“It was difficult watching Kanye on TV, knowing he had issues with his mental health. They were calling him crazy,” Coodie said. “But, to me, it seemed like he was crying out for help. In the past, Kanye might have rubbed folks the wrong way, but, for the first time, it felt like he really lost the people.”

A few months later, a mutual contact helped the co-director reconnect with Kanye. In the following years, he mostly continued to watch the superstar from afar, though he met up with him again from time to time, in the studio or during a recording session. Once in the Dominican Republic, Kanye began a long dialogue and, sensing that the artist wasn’t himself, Coodie turned off the camera.

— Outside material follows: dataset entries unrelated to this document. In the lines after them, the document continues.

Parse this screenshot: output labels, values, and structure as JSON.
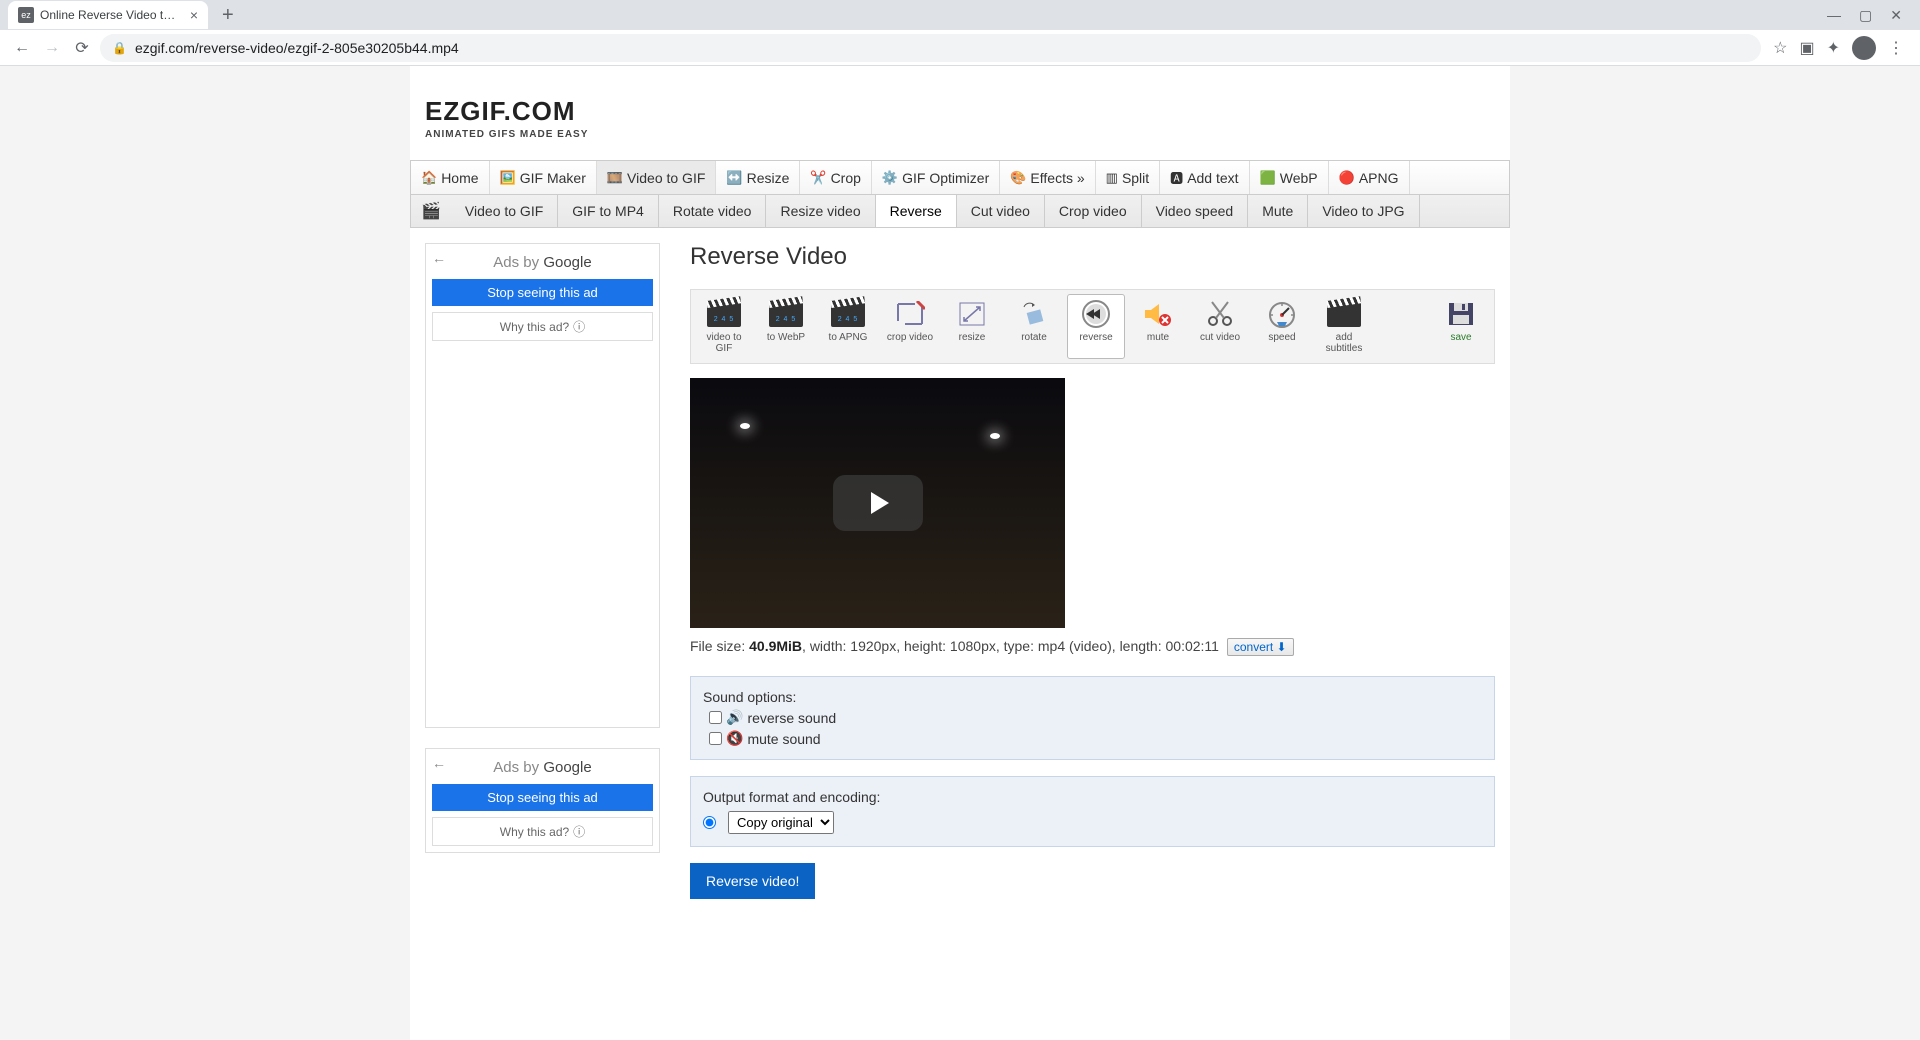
{
  "browser": {
    "tab_title": "Online Reverse Video tool - Won",
    "url": "ezgif.com/reverse-video/ezgif-2-805e30205b44.mp4"
  },
  "site": {
    "logo_main": "EZGIF.COM",
    "logo_tag": "ANIMATED GIFS MADE EASY"
  },
  "main_nav": [
    {
      "icon": "🏠",
      "label": "Home"
    },
    {
      "icon": "🖼️",
      "label": "GIF Maker"
    },
    {
      "icon": "🎞️",
      "label": "Video to GIF",
      "active": true
    },
    {
      "icon": "↔️",
      "label": "Resize"
    },
    {
      "icon": "✂️",
      "label": "Crop"
    },
    {
      "icon": "⚙️",
      "label": "GIF Optimizer"
    },
    {
      "icon": "🎨",
      "label": "Effects »"
    },
    {
      "icon": "▥",
      "label": "Split"
    },
    {
      "icon": "🅰",
      "label": "Add text"
    },
    {
      "icon": "🟩",
      "label": "WebP"
    },
    {
      "icon": "🔴",
      "label": "APNG"
    }
  ],
  "sub_nav": [
    {
      "label": "Video to GIF"
    },
    {
      "label": "GIF to MP4"
    },
    {
      "label": "Rotate video"
    },
    {
      "label": "Resize video"
    },
    {
      "label": "Reverse",
      "active": true
    },
    {
      "label": "Cut video"
    },
    {
      "label": "Crop video"
    },
    {
      "label": "Video speed"
    },
    {
      "label": "Mute"
    },
    {
      "label": "Video to JPG"
    }
  ],
  "ads": {
    "header": "Ads by ",
    "google": "Google",
    "stop": "Stop seeing this ad",
    "why": "Why this ad?"
  },
  "page_title": "Reverse Video",
  "tools": [
    {
      "label": "video to GIF",
      "icon": "clap"
    },
    {
      "label": "to WebP",
      "icon": "clap"
    },
    {
      "label": "to APNG",
      "icon": "clap"
    },
    {
      "label": "crop video",
      "icon": "crop"
    },
    {
      "label": "resize",
      "icon": "resize"
    },
    {
      "label": "rotate",
      "icon": "rotate"
    },
    {
      "label": "reverse",
      "icon": "reverse",
      "active": true
    },
    {
      "label": "mute",
      "icon": "mute"
    },
    {
      "label": "cut video",
      "icon": "cut"
    },
    {
      "label": "speed",
      "icon": "speed"
    },
    {
      "label": "add subtitles",
      "icon": "subtitles"
    },
    {
      "label": "save",
      "icon": "save",
      "save": true
    }
  ],
  "file_info": {
    "prefix": "File size: ",
    "size": "40.9MiB",
    "rest": ", width: 1920px, height: 1080px, type: mp4 (video), length: 00:02:11",
    "convert": "convert"
  },
  "sound": {
    "title": "Sound options:",
    "opt1": "reverse sound",
    "opt2": "mute sound"
  },
  "output": {
    "title": "Output format and encoding:",
    "selected": "Copy original"
  },
  "submit": "Reverse video!"
}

Then, in July 2020, Kanye entered the race for president, and he broke into tears during a news conference. It was enough to prompt Coodie to check on his friend. Unfortunately, even then, he said he didn’t get a sense of how the artist was really doing. Coodie stated several times throughout the doc that he’s worried about Kanye’s well-being, but he ultimately concluded that all he could do is be there for him when he was able.

The filmmakers decided that the pandemic was the perfect time to put together the documentary, with the bookends of Kanye’s 2004 song “Jesus Walks” and 2019 album Jesus is King, which he released ahead of last year’s Donda and Donda 2. Scheduled to be released Feb. 22, it’ll be Kanye’s 11th studio album.

But there’s no tidy ending, as Kanye’s story is very much still playing out — in addition to the music, there’s his split from Kardashian, his very public pleas to get her back and his swipes at her new boyfriend, Pete Davidson; his own brief romance with Julia Fox; and even his public exchanges with the Jeen-Yuhs directors. He surprised them by calling for editorial control over the project — which he didn’t get — and abruptly insisting that Drake narrate, which didn’t happen. However, Kanye signaled his support when he showed up at the premiere and hugged the men behind the lens.

If Kanye stuck around for all four-plus hours of the show, he would’ve heard Coodie say that each part of his journey with him had been, as the co-director described it, “a new awakening.”

“You might say, you miss the old Kanye. What I’m realizing now is that every part of Kanye makes him who he is,” Coodie said. “Even with everything that’s changed, I still see much of the person I first put my camera on 21 years ago.”

The first part of Jeen-Yuhs: A Kanye Trilogy premieres Wednesday, Feb. 16, with the following episodes arriving Wednesday, Feb. 23, and Wednesday, March 2, on Netflix.